What to produce ::
Write out the data exactly, please, and omit the pictures.

Collected data entries:

# # # # # # #

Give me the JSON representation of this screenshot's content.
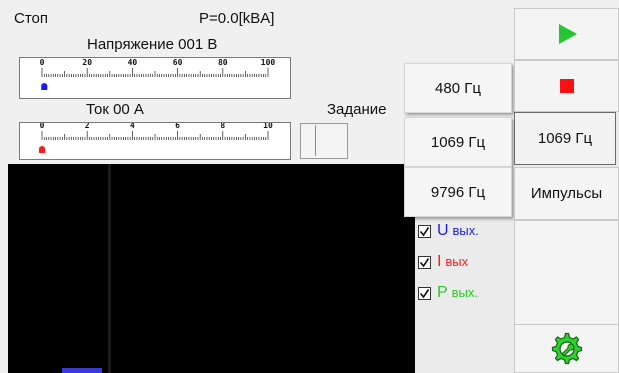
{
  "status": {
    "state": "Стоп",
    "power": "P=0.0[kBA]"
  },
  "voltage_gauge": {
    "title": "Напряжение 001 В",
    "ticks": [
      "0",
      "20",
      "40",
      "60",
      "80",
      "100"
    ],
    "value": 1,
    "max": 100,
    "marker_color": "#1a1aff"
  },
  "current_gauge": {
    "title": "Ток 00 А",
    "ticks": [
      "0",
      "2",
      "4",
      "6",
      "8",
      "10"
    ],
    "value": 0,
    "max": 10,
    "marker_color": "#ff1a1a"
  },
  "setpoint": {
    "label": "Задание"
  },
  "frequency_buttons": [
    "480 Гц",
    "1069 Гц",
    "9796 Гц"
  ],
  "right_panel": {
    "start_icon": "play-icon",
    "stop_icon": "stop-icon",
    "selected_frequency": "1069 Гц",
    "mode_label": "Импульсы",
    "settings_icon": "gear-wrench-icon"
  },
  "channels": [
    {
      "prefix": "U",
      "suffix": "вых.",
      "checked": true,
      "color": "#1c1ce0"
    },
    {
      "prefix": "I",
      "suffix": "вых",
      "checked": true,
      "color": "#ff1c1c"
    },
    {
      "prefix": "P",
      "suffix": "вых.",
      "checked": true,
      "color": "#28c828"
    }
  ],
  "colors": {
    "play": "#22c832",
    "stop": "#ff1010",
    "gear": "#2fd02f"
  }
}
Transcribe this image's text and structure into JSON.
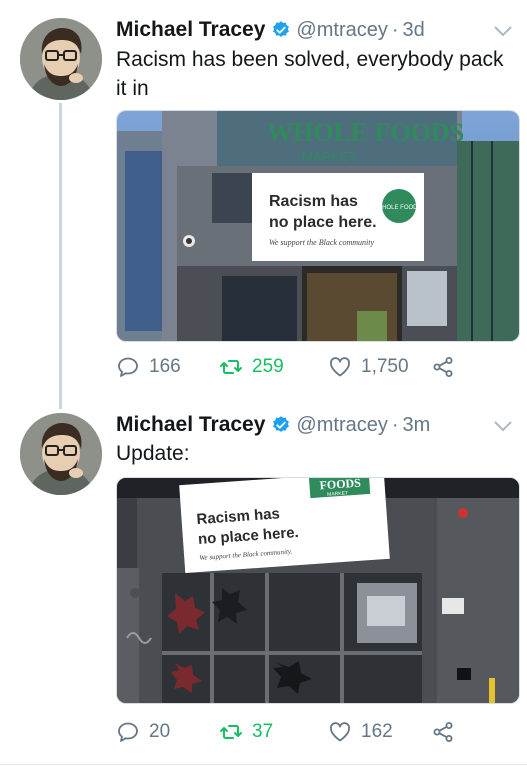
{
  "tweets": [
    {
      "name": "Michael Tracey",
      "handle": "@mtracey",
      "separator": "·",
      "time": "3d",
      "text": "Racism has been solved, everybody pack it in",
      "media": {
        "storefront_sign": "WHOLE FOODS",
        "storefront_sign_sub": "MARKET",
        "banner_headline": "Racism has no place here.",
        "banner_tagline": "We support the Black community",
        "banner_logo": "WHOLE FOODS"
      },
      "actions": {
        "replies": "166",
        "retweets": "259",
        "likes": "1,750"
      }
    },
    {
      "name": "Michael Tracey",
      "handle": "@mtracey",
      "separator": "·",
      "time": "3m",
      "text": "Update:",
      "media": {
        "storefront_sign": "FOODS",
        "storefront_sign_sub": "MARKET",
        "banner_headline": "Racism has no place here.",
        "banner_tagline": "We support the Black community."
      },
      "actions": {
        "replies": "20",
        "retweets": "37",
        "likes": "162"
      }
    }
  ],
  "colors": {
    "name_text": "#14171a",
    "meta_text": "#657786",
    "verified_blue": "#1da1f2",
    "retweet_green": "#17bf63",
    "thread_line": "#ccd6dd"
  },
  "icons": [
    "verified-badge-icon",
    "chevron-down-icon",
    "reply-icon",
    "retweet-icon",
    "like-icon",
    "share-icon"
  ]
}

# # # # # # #

Solution to this problem ::
Give me the JSON representation of this screenshot's content.
{
  "status": {
    "state": "Стоп",
    "power": "P=0.0[kBA]"
  },
  "voltage_gauge": {
    "title": "Напряжение 001 В",
    "ticks": [
      "0",
      "20",
      "40",
      "60",
      "80",
      "100"
    ],
    "value": 1,
    "max": 100,
    "marker_color": "#1a1aff"
  },
  "current_gauge": {
    "title": "Ток 00 А",
    "ticks": [
      "0",
      "2",
      "4",
      "6",
      "8",
      "10"
    ],
    "value": 0,
    "max": 10,
    "marker_color": "#ff1a1a"
  },
  "setpoint": {
    "label": "Задание"
  },
  "frequency_buttons": [
    "480 Гц",
    "1069 Гц",
    "9796 Гц"
  ],
  "right_panel": {
    "start_icon": "play-icon",
    "stop_icon": "stop-icon",
    "selected_frequency": "1069 Гц",
    "mode_label": "Импульсы",
    "settings_icon": "gear-wrench-icon"
  },
  "channels": [
    {
      "prefix": "U",
      "suffix": "вых.",
      "checked": true,
      "color": "#1c1ce0"
    },
    {
      "prefix": "I",
      "suffix": "вых",
      "checked": true,
      "color": "#ff1c1c"
    },
    {
      "prefix": "P",
      "suffix": "вых.",
      "checked": true,
      "color": "#28c828"
    }
  ],
  "colors": {
    "play": "#22c832",
    "stop": "#ff1010",
    "gear": "#2fd02f"
  }
}
Transcribe this image's text and structure into JSON.
{
  "tweets": [
    {
      "name": "Michael Tracey",
      "handle": "@mtracey",
      "separator": "·",
      "time": "3d",
      "text": "Racism has been solved, everybody pack it in",
      "media": {
        "storefront_sign": "WHOLE FOODS",
        "storefront_sign_sub": "MARKET",
        "banner_headline": "Racism has no place here.",
        "banner_tagline": "We support the Black community",
        "banner_logo": "WHOLE FOODS"
      },
      "actions": {
        "replies": "166",
        "retweets": "259",
        "likes": "1,750"
      }
    },
    {
      "name": "Michael Tracey",
      "handle": "@mtracey",
      "separator": "·",
      "time": "3m",
      "text": "Update:",
      "media": {
        "storefront_sign": "FOODS",
        "storefront_sign_sub": "MARKET",
        "banner_headline": "Racism has no place here.",
        "banner_tagline": "We support the Black community."
      },
      "actions": {
        "replies": "20",
        "retweets": "37",
        "likes": "162"
      }
    }
  ],
  "colors": {
    "name_text": "#14171a",
    "meta_text": "#657786",
    "verified_blue": "#1da1f2",
    "retweet_green": "#17bf63",
    "thread_line": "#ccd6dd"
  },
  "icons": [
    "verified-badge-icon",
    "chevron-down-icon",
    "reply-icon",
    "retweet-icon",
    "like-icon",
    "share-icon"
  ]
}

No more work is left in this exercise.